Bishop James Jones is my hero. I first fell under his spell when I was reviewing his book ‘With My Whole Heart’ which, if you have not yet read, I can strongly recommend. And if you want to know why I think he would be a good Archbishop of Canterbury for the years immediately ahead, reading the review will I hope give you some idea.
But let us by all means begin at the beginning.
James Stuart Jones was born in 1948 and went to the Duke of York’s Royal Military School (his father was an army major) in Dover, followed by a degree in theology from Exeter University. He got his teaching qualification in Keele and Wycliffe Hall, Oxford. He then taught at Sevenoaks and worked as a producer at the Scripture Union. He did not become a priest until he was in his mid-thirties. He married Sarah Marrow in 1980, and they have three daughters.

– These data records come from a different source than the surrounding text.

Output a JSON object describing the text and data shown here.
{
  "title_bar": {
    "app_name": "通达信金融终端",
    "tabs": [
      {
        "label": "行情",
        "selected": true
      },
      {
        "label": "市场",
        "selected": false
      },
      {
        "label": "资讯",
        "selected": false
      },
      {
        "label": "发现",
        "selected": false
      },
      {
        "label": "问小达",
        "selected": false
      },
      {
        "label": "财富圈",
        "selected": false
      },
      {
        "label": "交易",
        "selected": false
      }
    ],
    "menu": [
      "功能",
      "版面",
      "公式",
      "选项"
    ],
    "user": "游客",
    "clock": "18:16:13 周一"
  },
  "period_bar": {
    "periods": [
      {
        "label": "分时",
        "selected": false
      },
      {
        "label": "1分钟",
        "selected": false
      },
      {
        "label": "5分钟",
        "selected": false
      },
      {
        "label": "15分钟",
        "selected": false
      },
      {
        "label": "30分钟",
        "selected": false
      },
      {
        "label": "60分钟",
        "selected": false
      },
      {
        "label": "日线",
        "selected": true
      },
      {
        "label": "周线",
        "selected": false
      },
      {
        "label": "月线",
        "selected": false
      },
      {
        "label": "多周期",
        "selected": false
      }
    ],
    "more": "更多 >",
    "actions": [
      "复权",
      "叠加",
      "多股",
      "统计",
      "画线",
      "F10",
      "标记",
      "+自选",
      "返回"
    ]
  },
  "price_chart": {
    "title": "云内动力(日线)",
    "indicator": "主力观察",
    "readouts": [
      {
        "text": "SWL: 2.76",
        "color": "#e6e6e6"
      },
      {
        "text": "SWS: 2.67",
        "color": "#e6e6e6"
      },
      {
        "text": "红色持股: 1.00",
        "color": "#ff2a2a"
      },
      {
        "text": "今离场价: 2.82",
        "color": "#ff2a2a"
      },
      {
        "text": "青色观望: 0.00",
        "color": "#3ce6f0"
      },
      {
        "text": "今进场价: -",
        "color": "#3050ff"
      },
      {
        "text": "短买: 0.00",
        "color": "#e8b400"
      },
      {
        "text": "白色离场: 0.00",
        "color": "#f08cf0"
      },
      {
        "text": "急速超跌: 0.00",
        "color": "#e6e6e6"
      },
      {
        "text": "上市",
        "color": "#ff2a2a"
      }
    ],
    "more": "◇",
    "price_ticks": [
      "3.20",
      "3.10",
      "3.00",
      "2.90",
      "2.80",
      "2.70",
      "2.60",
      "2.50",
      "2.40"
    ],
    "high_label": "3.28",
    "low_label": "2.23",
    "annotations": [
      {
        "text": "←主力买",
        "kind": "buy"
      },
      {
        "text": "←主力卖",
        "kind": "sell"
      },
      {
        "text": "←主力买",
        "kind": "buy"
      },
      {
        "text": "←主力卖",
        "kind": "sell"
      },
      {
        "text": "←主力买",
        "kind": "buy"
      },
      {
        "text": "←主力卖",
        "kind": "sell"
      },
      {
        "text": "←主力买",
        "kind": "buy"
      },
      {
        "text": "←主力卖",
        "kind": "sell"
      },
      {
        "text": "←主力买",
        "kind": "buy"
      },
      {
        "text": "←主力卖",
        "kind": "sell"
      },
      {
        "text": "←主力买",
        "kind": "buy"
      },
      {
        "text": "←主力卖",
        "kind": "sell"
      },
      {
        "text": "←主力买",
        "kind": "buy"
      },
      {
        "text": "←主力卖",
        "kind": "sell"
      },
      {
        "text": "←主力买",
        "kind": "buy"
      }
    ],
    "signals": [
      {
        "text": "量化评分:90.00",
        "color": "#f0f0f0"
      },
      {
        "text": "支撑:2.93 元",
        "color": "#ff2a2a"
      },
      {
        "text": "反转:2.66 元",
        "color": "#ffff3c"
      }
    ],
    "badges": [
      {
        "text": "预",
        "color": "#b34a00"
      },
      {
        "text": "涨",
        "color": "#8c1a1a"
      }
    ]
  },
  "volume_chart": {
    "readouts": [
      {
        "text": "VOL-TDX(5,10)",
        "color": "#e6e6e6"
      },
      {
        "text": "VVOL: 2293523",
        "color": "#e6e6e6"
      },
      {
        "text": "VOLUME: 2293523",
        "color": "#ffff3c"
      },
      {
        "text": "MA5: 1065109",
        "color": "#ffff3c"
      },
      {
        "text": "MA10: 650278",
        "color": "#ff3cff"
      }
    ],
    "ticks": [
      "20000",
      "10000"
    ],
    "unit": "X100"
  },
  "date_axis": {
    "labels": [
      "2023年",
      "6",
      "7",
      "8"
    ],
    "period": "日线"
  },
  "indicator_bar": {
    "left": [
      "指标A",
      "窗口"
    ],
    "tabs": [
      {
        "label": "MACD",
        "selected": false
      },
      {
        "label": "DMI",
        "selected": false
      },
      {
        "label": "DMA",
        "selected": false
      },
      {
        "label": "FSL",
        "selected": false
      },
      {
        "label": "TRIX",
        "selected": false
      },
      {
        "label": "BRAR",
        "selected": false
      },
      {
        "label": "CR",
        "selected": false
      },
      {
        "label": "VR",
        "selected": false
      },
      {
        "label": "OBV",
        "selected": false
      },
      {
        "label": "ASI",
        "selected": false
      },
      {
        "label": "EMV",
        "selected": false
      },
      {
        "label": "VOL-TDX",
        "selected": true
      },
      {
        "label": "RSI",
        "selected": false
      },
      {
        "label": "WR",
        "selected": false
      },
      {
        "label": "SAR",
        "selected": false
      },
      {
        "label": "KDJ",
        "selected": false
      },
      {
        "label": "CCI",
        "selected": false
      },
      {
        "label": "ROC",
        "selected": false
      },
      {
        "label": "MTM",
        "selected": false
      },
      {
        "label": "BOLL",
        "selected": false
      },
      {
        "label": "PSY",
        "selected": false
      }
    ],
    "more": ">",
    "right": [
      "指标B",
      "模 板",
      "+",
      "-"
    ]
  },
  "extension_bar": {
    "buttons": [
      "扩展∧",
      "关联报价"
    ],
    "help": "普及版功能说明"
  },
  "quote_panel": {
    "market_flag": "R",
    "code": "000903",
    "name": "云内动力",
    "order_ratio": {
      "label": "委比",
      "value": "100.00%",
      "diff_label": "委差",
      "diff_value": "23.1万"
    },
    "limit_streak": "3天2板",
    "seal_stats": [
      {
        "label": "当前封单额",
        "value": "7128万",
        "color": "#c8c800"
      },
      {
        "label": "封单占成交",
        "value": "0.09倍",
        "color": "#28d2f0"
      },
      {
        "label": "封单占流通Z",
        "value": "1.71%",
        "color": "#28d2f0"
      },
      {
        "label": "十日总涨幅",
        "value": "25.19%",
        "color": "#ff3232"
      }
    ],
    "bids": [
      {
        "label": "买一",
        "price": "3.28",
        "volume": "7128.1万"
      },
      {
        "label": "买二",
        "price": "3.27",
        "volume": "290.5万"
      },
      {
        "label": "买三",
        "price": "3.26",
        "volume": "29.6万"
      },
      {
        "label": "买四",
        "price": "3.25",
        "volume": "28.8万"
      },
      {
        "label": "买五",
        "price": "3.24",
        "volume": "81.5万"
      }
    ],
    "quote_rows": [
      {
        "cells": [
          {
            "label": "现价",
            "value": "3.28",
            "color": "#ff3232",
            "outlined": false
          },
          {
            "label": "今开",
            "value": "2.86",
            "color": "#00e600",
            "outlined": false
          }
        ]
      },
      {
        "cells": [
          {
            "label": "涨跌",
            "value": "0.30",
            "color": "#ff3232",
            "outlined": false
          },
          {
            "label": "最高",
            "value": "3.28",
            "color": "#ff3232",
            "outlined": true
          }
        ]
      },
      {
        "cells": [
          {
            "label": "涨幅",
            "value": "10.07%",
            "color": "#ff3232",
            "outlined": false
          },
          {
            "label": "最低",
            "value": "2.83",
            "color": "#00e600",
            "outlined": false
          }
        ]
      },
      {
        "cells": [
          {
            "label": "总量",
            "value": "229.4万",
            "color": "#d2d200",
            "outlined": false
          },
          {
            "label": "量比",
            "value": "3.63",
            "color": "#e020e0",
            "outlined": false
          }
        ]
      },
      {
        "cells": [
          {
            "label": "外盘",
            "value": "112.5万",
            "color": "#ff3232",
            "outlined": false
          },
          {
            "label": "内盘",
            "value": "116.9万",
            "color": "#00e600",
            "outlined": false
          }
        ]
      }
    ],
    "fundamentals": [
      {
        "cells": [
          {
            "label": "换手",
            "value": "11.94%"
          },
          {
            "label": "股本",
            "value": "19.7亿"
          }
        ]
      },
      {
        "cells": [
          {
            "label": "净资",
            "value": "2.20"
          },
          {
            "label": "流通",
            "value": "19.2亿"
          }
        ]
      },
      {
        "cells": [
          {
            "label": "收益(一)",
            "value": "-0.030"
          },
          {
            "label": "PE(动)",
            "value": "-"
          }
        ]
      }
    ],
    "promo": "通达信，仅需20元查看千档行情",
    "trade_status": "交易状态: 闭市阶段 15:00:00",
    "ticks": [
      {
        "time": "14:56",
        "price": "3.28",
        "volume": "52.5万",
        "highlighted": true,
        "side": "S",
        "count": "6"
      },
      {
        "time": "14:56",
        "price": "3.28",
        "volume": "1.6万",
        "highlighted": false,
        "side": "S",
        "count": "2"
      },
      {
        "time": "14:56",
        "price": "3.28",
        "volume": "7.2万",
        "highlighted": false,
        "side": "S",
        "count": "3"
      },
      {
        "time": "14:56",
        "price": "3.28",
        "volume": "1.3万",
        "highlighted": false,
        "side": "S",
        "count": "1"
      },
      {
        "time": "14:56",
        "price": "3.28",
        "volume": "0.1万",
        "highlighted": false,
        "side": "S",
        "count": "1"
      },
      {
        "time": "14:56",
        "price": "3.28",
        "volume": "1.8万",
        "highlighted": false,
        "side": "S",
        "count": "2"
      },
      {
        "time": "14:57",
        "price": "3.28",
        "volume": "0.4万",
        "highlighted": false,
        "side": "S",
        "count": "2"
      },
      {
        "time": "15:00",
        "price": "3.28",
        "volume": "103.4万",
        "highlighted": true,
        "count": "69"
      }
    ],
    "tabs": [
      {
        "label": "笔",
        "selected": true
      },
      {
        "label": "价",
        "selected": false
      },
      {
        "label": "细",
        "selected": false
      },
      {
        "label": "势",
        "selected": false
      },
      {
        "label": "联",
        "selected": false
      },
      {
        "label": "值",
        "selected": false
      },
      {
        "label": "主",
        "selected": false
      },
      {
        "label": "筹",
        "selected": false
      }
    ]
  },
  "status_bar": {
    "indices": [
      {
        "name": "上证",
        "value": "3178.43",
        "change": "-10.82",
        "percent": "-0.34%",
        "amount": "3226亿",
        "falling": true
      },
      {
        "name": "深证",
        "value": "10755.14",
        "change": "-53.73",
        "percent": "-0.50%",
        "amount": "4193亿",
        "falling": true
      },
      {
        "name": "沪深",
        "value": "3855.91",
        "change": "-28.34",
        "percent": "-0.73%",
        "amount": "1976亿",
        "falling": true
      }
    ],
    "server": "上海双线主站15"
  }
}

Here is the Crockford’s entry:
+JONES, The Rt Revd James Stuart. b 48. Ex Univ BA70 PGCE71 Hull Univ Hon DD99 Lincs & Humberside Univ Hon DLitt01. Wycliffe Hall Ox 81. d 82 p 83 c 94. C Clifton Ch Ch w Em Bris 82-90; V S Croydon Em S’wark 90-94; Suff Bp Hull York 94-98; Bp Liv from 98; Bp HM Pris from 07.
Bishop James ‘s work in the church is well-covered on the diocesan webpage.
He is a member of the House of Lords, Bishop for Prisons, Visitor to St Peter’s College in the University of Oxford, Co-President of Liverpool Hope University, WWF Ambassador and a Fellow of the RSA (Royal Society for the encouragement of Arts, Manufactures and Commerce), Honorary Fellow of the Chartered Institution of Water and Environmental Management, Vice President of the Town and Country Planning Association, Trustee National Museums Liverpool. In 2009 he was appointed by the Home Secretary to Chair the Hillsborough Independent Panel
He broadcasts regularly, especially on ‘Thought for the Day’. He has written a number of books including ‘Jesus and the Earth’ (SPCK 2003) which looks at the relationship between Christianity and the environment.
Originally a conservative Evangelical, now see below.
So far, so good. In what we have seen so far, Bishop James has not particularly demonstrated any qualities not shown by our other candidates, although I would suggest that his background in teaching, writing and broadcasting indicate that he is an excellent communicator (which would make a nice change).
However, I would suggest there is only one thing you need to know about the man in order to decide whether you could and would follow him as the leader of the Church of England (and, to the extent that the title is appropriate, the Anglican Communion). He has twice shown great moral courage in public.
The first was in the aftermath of the 2003 letter from nine bishops including James Jones to Archbishop Rowan Williams, opposing his decision not to block the appointment of Jeffrey John as Bishop of Reading. However, Bishop James came to feel this was wrong and in 2008 he said publicly:
“I deeply regret this episode in our common life. I still believe it was unwise to try to take us to a place that evidently did not command the broad support of the Church of England but I am sorry for the way I opposed it and I am sorry too for adding to the pain and distress of Dr John and his partner.”
Stuart James, of the E Church blog, reported in 2010 the extent to which Bishop James’s new attitude had ‘riled’ the Conservative Evangelicals.
The second was a speech made by the Bishop to his diocesan synod about the Anglican Covenant. Considerable pressure, you will remember, had been exerted on all bishops to ensure that everyone was brought into line and voted in favour of the Covenant. Bishop James got to his feet, went to the microphone, and told his Liverpool flock why he could not support the Covenant. You can read what Bishop James said in this blog by ‘KiwiAnglo’, also known as Father Ron Smith, an Anglican priest in New Zealand. Ripples in a pond, reaching across the world.
So, although you may think I am verging on the melodramatic, I have no hesitation in saying that Bishop James Jones has earned the right to claim the words of this hymn by Robert Lowell as his own.
Once to every man and nation, comes the moment to decide,
In the strife of truth with falsehood, for the good or evil side;
Some great cause, some great decision, offering each the bloom or blight,
And the choice goes by forever, ’twixt that darkness and that light.
Then to side with truth is noble, when we share her wretched crust,
Ere her cause bring fame and profit, and ’tis prosperous to be just;
Then it is the brave man chooses while the coward stands aside,
Till the multitude make virtue of the faith they had denied.
There are some who will question the candidacy of Bishop James Jones by reason of his age. I have no desire to speed his retirement (Bishop James is the same age as I am) but would like to point out that the most popular and loved Pope of recent times was Pope John Paul XXIII, and his papacy lasted for less than five years. In 2012 we are looking, or should be looking, I suggest, for someone to lead us out of the wilderness. The personal qualities of the next Archbishop of Canterbury are, in my opinion, of over-riding importance.